They have been bullied, abused, paid a pittance, treated like slaves and kept as bonded labour.
Though exploiting migrant workers is rampant in most countries, it comes as a shock when it happens in New Zealand, a peaceful country of immigrants that has fiercely guarded its integrity.
All New Zealanders are migrants and many of them have their successive generations born and raised in New Zealand.
We have heard many horror stories of migrant workers being held at gun point, kicked around and exploited by unscrupulous employers.
Sadly, these exploited workers are afraid to fight back or speak up, remaining at the mercy of ruthless employers who threaten to send them back to their country of origin.
Most of these crimes go unreported as the atrocities meted out are buried under the debris of fear and insecurity in a foreign country.
The Immigration Amendment Bill (No 2) which had its first reading in Parliament on November 19, 2013, will hopefully become law and enable the concerned officials to crackdown on the offenders.

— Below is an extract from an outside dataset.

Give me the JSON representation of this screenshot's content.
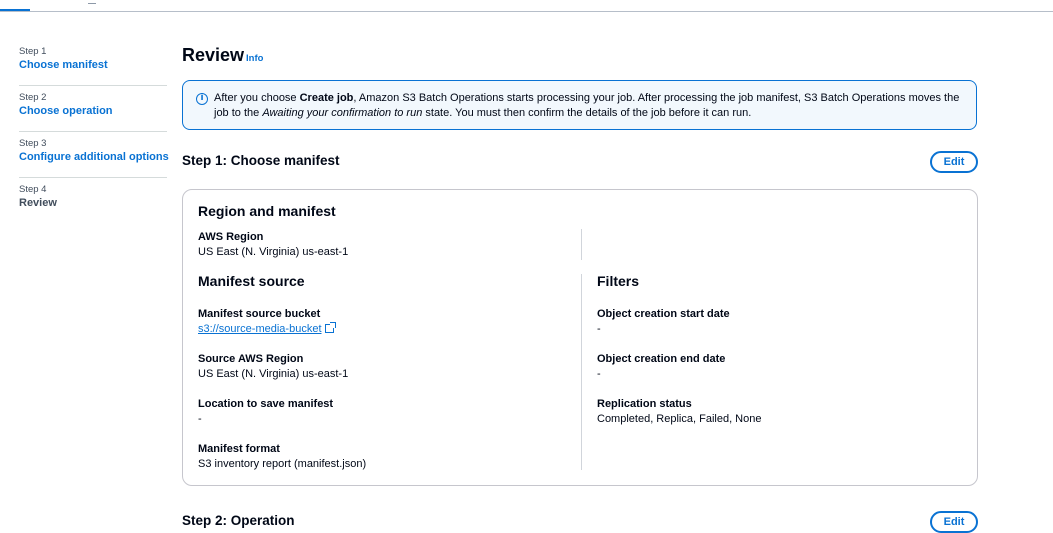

Parliament has referred the Bill to the Transport and Industrial Relations Committee.
The Government is taking tough action to tackle the issue. The message is loud and clear that migrant exploitation will not be tolerated in New Zealand. Everyone needs to understand that migrant workers have the same employment rights and protections as all other workers in New Zealand.

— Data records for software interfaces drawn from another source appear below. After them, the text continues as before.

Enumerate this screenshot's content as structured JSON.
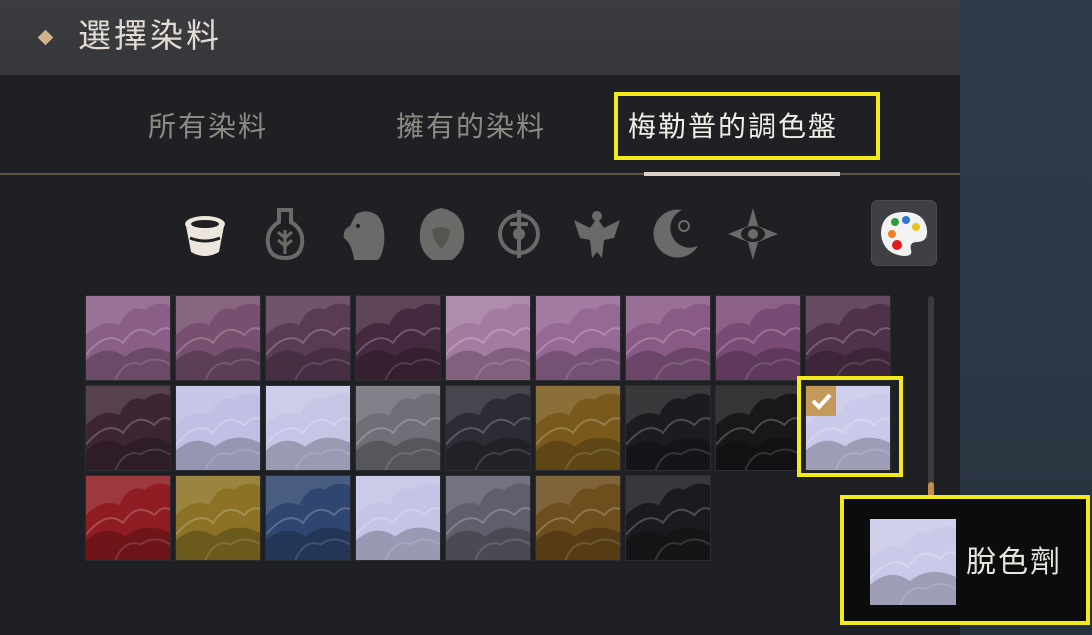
{
  "header": {
    "title": "選擇染料"
  },
  "tabs": [
    {
      "label": "所有染料",
      "active": false
    },
    {
      "label": "擁有的染料",
      "active": false
    },
    {
      "label": "梅勒普的調色盤",
      "active": true
    }
  ],
  "filters": [
    {
      "icon": "bucket-icon",
      "active": true
    },
    {
      "icon": "flask-wheat-icon",
      "active": false
    },
    {
      "icon": "horse-head-icon",
      "active": false
    },
    {
      "icon": "lion-head-icon",
      "active": false
    },
    {
      "icon": "sword-emblem-icon",
      "active": false
    },
    {
      "icon": "eagle-icon",
      "active": false
    },
    {
      "icon": "crescent-moon-icon",
      "active": false
    },
    {
      "icon": "eye-star-icon",
      "active": false
    }
  ],
  "palette_button": {
    "icon": "palette-icon"
  },
  "swatches": [
    [
      {
        "color": "#8a5f86"
      },
      {
        "color": "#77506f"
      },
      {
        "color": "#5a3b56"
      },
      {
        "color": "#45293f"
      },
      {
        "color": "#a47ba0"
      },
      {
        "color": "#966896"
      },
      {
        "color": "#8a5a86"
      },
      {
        "color": "#7a4a76"
      },
      {
        "color": "#4f3149"
      }
    ],
    [
      {
        "color": "#3c2633"
      },
      {
        "color": "#bfc0e4"
      },
      {
        "color": "#c5c6e6"
      },
      {
        "color": "#6f6f78"
      },
      {
        "color": "#2b2c34"
      },
      {
        "color": "#7a5a1c"
      },
      {
        "color": "#1c1c20"
      },
      {
        "color": "#18181b"
      },
      {
        "color": "#c9c9ea",
        "selected": true
      }
    ],
    [
      {
        "color": "#8e1c22"
      },
      {
        "color": "#8b7224"
      },
      {
        "color": "#2f4670"
      },
      {
        "color": "#c3c4e6"
      },
      {
        "color": "#5f5f6c"
      },
      {
        "color": "#6e4e1c"
      },
      {
        "color": "#1b1b1f"
      },
      {
        "empty": true
      },
      {
        "empty": true
      }
    ]
  ],
  "tooltip": {
    "label": "脫色劑",
    "color": "#c9c9ea"
  },
  "colors": {
    "highlight": "#f2ea1a",
    "accent": "#c49a58"
  }
}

Under the Bill, employers who exploit migrant workers will face a jail sentence of up to seven years and/or fine not exceeding $100,000, or both.
Migrant employers could also face deportation if the offence was committed within 10 years of gaining residence.
The Bill not only ensures the protection of migrant workers from exploitation but also enables immigration officers to have the powers they need to enforce the Act.
It will open doors for use of electronic systems to help immigration officers to trace the identities of migrant workers.
The Bill suggests changes in the way biometric information is collected to enable faster identification process. The amendment will allow the Immigration Minister to serve notices electronically and use of electronic communications in Immigration and Protection Tribunal proceedings.
It will also extend the powers of immigration officers to search employers’ premises and talk to the people present to identify offending by employers. They will be allowed to search for unlawful workers, check documents and ensure migrant employees are complying with the Act.
Immigration Minister Michael Woodhouse said that the Bill would allow immigration officers to keep an eagle eye on the borders by giving them the power to undertake a personal search at the border.
This will enable immigration officers to identify passengers who have concealed their identity documents. They would be allowed to search a property to facilitate deportation. This would give them the leeway to search for unlawful workers, check documents and interview employees to ascertain whether the employers are complying with the laws in force.
In an attempt to reduce the fear factor, the Immigration minister has urged migrants to speak up so that INZ can help them.
He sees this as an important step in the right direction, particularly in the context of re-building Canterbury and the role of migrant workers who need protection from callous employers who may arm-twist migrant workers to accept below minimum employment standards.
Saif Shaikh is of Director Immigration Advice NZ Limited based in Auckland. He can be contacted on (09) 2724424 Email: firstname.lastname@example.org; website www.immigrationadvicenz.com